In Devotion, Hale seems at first to be an obsessive lover devoted way beyond reason to his girlfriend. Only as the piece plays out do viewers begin to understand the gag. "Tony is brilliant, no matter what I ask him to do," says Todaro, who wrote Devotion with Hale specifically in mind. "His timing is incredible and he has this vulnerability that you can't fake - it comes from a place that isn't just a veneer of the emotion." To give Hale an even greater challenge, Todaro shot out of sequence, but "Tony always had that dog quality while retaining the presence of mind to not give away that he's playing a dog."
When Todaro cast actress Susan Isaacs as Hale's "owner," he was unaware she and Hale were in a sketch comedy troupe together, and all three contributed to fleshing out Todaro's idea, adding details like Hale following Isaacs and waiting for her outside the bathroom. "I had a dog while I was growing up, so I just thought about him and my friends' dogs," Hale says. "The commercials I've done are very smart and very well-written," he adds. "The comedy comes from truth, and I've never had to 'sell' it, which always gets an actor into trouble, because it won't come off as authentic. Most of the time, I play a quirky sidekick, and I just kind of highlight what there is to make fun of myself."
Hale won't be available for commercials work for a while, unfortunately. He's about to make the actor's inevitable move to Los Angeles now that Fox has picked up his sitcom pilot - the working title is Arrested Development - from Ron Howard's Imagine Entertainment. He already has a bit of experience in developing a character over several episodes; Sony liked his Uncle Hank character (a strange guy who lives with his sister's family and is so obsessed by every gadget Sony makes that he hardly ever leaves his attic room) well enough to expand the original three-spot package into a series of 10 two-minute pieces that ran in Circuit City stores.

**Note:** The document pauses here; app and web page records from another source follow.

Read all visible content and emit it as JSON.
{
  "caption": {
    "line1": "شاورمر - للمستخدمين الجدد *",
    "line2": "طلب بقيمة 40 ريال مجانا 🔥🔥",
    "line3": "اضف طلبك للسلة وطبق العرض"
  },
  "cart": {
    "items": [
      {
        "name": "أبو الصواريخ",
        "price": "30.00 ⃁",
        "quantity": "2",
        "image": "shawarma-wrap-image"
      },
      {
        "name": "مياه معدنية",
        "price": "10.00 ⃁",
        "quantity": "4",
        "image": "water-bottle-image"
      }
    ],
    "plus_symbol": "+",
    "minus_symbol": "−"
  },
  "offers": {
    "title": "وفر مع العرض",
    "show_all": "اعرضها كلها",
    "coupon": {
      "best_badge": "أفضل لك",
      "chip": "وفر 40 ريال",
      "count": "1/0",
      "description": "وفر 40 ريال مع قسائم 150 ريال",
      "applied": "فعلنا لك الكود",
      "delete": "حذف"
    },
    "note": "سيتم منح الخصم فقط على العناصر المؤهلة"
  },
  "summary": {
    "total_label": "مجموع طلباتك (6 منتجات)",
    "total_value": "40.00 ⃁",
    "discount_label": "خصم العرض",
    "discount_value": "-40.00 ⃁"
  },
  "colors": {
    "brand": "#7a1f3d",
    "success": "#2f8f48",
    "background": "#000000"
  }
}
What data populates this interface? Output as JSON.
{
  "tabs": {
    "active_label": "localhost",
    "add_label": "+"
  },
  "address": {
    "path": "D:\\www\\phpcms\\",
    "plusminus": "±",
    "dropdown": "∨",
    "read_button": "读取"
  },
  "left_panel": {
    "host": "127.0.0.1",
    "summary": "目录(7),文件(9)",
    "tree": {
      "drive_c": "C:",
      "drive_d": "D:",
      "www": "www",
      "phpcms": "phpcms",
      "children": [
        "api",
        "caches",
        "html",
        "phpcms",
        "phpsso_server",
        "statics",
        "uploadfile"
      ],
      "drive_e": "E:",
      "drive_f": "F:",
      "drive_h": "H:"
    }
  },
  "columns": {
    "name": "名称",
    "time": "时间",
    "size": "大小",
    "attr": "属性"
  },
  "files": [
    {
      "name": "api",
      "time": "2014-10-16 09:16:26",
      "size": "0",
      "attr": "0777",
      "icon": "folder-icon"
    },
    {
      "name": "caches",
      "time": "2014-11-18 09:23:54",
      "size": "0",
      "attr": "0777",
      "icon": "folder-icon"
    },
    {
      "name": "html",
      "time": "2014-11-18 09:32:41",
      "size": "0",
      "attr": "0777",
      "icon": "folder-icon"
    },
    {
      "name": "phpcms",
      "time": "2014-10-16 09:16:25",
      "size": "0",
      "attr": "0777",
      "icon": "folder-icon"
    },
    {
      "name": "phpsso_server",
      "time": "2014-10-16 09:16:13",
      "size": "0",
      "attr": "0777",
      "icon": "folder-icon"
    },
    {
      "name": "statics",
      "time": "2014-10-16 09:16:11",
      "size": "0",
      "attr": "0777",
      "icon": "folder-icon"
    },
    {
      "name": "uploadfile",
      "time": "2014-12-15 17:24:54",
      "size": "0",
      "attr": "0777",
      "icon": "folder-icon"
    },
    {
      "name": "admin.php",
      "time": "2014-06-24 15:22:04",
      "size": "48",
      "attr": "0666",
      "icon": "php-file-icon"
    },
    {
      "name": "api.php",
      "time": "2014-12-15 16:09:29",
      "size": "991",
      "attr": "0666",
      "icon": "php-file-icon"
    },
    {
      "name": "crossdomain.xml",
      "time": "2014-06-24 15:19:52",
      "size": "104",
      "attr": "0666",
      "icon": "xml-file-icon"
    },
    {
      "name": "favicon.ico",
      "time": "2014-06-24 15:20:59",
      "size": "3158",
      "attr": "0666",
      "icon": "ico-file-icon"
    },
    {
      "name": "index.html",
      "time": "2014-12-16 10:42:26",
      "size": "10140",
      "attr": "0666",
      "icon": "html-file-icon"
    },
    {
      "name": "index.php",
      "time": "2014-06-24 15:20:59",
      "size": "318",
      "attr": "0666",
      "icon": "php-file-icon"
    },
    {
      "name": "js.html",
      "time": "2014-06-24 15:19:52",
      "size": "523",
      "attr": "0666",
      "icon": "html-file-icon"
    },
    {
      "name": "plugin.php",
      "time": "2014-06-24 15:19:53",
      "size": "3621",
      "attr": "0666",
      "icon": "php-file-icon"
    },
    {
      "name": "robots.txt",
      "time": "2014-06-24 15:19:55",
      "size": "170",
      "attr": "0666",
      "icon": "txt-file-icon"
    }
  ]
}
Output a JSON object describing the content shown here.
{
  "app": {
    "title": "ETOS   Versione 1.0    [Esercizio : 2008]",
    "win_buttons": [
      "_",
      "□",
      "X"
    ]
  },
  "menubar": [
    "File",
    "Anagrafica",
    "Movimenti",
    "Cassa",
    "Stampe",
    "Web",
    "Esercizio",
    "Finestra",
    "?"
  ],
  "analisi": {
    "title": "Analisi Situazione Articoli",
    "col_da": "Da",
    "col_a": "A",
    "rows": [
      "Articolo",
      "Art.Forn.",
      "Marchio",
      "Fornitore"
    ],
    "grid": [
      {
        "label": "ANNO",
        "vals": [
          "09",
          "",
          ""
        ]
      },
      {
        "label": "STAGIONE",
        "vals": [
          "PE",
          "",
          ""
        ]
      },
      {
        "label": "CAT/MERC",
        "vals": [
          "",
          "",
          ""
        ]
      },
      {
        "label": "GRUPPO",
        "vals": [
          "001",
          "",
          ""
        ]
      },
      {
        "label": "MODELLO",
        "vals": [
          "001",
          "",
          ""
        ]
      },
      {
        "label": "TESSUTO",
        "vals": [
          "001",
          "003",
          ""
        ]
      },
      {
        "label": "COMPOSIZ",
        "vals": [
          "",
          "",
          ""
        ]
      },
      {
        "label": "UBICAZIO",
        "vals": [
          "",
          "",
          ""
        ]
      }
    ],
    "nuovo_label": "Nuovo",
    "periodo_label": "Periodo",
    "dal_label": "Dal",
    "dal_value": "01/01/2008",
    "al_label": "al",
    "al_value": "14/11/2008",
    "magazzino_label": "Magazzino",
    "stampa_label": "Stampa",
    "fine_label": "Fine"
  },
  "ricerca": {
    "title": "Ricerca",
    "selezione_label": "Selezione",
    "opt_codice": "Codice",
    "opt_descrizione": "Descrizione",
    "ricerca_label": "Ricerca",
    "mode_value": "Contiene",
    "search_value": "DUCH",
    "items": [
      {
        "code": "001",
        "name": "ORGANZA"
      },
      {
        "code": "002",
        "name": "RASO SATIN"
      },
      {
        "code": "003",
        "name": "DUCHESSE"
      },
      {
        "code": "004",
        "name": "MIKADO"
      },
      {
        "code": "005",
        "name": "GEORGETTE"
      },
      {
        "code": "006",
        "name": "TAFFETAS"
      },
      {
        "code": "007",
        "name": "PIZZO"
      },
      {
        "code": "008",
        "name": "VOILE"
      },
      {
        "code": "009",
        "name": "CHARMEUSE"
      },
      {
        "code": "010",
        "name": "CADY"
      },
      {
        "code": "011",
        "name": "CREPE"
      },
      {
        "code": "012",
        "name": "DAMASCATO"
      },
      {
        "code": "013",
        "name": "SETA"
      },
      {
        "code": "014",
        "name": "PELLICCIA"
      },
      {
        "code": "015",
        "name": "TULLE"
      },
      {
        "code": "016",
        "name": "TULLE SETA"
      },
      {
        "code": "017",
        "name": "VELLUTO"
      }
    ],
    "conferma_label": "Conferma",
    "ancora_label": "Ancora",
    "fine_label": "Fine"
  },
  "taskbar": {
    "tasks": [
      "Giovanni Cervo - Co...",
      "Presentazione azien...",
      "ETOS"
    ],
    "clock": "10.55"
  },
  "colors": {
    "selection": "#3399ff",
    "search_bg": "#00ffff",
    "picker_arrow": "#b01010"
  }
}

A sitcom is on the scale of an epic compared to a commercial, so Hale's learned not to go too deep into character when auditioning for spot roles. About all he knows when he arrives at the audition studio is who the client is and whether he should dress casually or corporate. With only about 10 minutes to prepare, "you just improvise, have fun with it, and use all the nervous energy," he says. "When you get the role, you know they chose you because of what you did in the audition, and you just build on it during the filming."
Hale caught the acting bug in seventh grade, but didn't commit to acting until after he had earned a journalism degree and worked for several years as a youth minister in Tallahassee. He moved to New York eight years ago and began training at William Esper Studios and The Barrow Group. "To be a working actor is such a blessing," says Hale, who hasn't had to don his waiter's garb for the past three years. "Auditioning is an actor's job; performing is play."